#### Input for this task

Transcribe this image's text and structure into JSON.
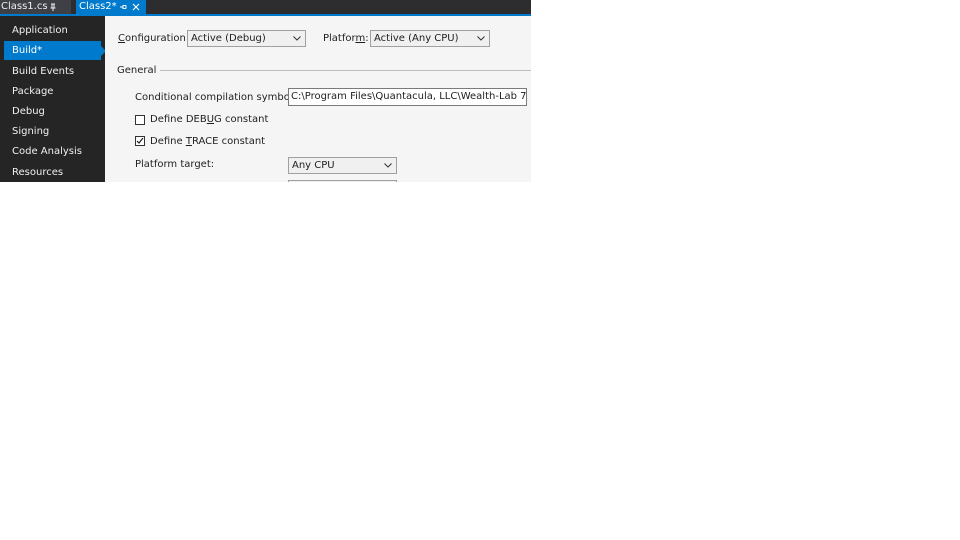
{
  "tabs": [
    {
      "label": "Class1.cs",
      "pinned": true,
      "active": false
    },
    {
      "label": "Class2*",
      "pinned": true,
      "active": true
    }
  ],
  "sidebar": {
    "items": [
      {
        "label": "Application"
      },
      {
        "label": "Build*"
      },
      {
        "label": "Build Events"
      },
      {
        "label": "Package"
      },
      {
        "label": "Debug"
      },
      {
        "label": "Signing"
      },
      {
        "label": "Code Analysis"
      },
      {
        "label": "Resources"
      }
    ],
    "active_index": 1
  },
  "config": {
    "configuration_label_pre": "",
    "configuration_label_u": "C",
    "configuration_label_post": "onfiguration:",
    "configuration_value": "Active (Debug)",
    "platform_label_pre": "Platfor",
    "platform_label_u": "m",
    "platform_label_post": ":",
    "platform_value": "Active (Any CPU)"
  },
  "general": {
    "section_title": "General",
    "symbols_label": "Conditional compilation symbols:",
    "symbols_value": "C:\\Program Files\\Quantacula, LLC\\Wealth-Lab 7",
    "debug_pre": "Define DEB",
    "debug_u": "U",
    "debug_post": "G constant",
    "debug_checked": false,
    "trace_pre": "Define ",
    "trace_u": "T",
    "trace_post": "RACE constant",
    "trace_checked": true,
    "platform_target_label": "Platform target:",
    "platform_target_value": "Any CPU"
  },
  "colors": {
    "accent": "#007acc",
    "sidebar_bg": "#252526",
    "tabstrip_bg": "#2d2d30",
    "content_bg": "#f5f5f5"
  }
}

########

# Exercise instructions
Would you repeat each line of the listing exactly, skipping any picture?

# Worked solution
Transcribe this image's text and structure into JSON.
{
  "tabs": [
    {
      "label": "Class1.cs",
      "pinned": true,
      "active": false
    },
    {
      "label": "Class2*",
      "pinned": true,
      "active": true
    }
  ],
  "sidebar": {
    "items": [
      {
        "label": "Application"
      },
      {
        "label": "Build*"
      },
      {
        "label": "Build Events"
      },
      {
        "label": "Package"
      },
      {
        "label": "Debug"
      },
      {
        "label": "Signing"
      },
      {
        "label": "Code Analysis"
      },
      {
        "label": "Resources"
      }
    ],
    "active_index": 1
  },
  "config": {
    "configuration_label_pre": "",
    "configuration_label_u": "C",
    "configuration_label_post": "onfiguration:",
    "configuration_value": "Active (Debug)",
    "platform_label_pre": "Platfor",
    "platform_label_u": "m",
    "platform_label_post": ":",
    "platform_value": "Active (Any CPU)"
  },
  "general": {
    "section_title": "General",
    "symbols_label": "Conditional compilation symbols:",
    "symbols_value": "C:\\Program Files\\Quantacula, LLC\\Wealth-Lab 7",
    "debug_pre": "Define DEB",
    "debug_u": "U",
    "debug_post": "G constant",
    "debug_checked": false,
    "trace_pre": "Define ",
    "trace_u": "T",
    "trace_post": "RACE constant",
    "trace_checked": true,
    "platform_target_label": "Platform target:",
    "platform_target_value": "Any CPU"
  },
  "colors": {
    "accent": "#007acc",
    "sidebar_bg": "#252526",
    "tabstrip_bg": "#2d2d30",
    "content_bg": "#f5f5f5"
  }
}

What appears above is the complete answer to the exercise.